Supplied material START

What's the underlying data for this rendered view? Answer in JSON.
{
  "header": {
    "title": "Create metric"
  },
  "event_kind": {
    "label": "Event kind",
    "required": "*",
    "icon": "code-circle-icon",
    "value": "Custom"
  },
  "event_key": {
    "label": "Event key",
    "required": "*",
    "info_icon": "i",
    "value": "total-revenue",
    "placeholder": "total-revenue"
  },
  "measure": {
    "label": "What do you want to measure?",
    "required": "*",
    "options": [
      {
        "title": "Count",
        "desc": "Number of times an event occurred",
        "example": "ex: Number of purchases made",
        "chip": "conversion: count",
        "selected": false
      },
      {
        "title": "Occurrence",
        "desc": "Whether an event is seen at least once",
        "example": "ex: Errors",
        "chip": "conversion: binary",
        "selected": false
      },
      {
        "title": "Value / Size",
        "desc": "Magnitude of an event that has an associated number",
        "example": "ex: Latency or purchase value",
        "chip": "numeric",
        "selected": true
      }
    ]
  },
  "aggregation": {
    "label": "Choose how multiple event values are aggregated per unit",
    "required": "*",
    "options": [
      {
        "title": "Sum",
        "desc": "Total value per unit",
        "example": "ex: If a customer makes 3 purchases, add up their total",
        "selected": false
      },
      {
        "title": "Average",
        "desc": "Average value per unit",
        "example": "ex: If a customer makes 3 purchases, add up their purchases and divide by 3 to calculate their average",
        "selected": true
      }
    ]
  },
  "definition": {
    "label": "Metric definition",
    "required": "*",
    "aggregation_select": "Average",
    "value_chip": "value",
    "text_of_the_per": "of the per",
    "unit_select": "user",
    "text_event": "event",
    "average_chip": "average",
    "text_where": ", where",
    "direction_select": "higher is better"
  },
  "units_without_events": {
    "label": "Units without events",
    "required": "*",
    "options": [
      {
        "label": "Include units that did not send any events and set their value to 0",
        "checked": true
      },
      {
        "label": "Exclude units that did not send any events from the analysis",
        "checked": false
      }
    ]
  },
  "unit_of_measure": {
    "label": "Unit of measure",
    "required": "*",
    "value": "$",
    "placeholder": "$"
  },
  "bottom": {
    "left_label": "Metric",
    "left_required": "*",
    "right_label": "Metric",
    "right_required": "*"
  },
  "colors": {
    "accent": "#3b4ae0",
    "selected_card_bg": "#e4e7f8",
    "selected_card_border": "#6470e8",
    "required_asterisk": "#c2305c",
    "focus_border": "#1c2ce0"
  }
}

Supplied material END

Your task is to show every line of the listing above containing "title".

## Answer
    "title": "Create metric"
        "title": "Count",
        "title": "Occurrence",
        "title": "Value / Size",
        "title": "Sum",
        "title": "Average",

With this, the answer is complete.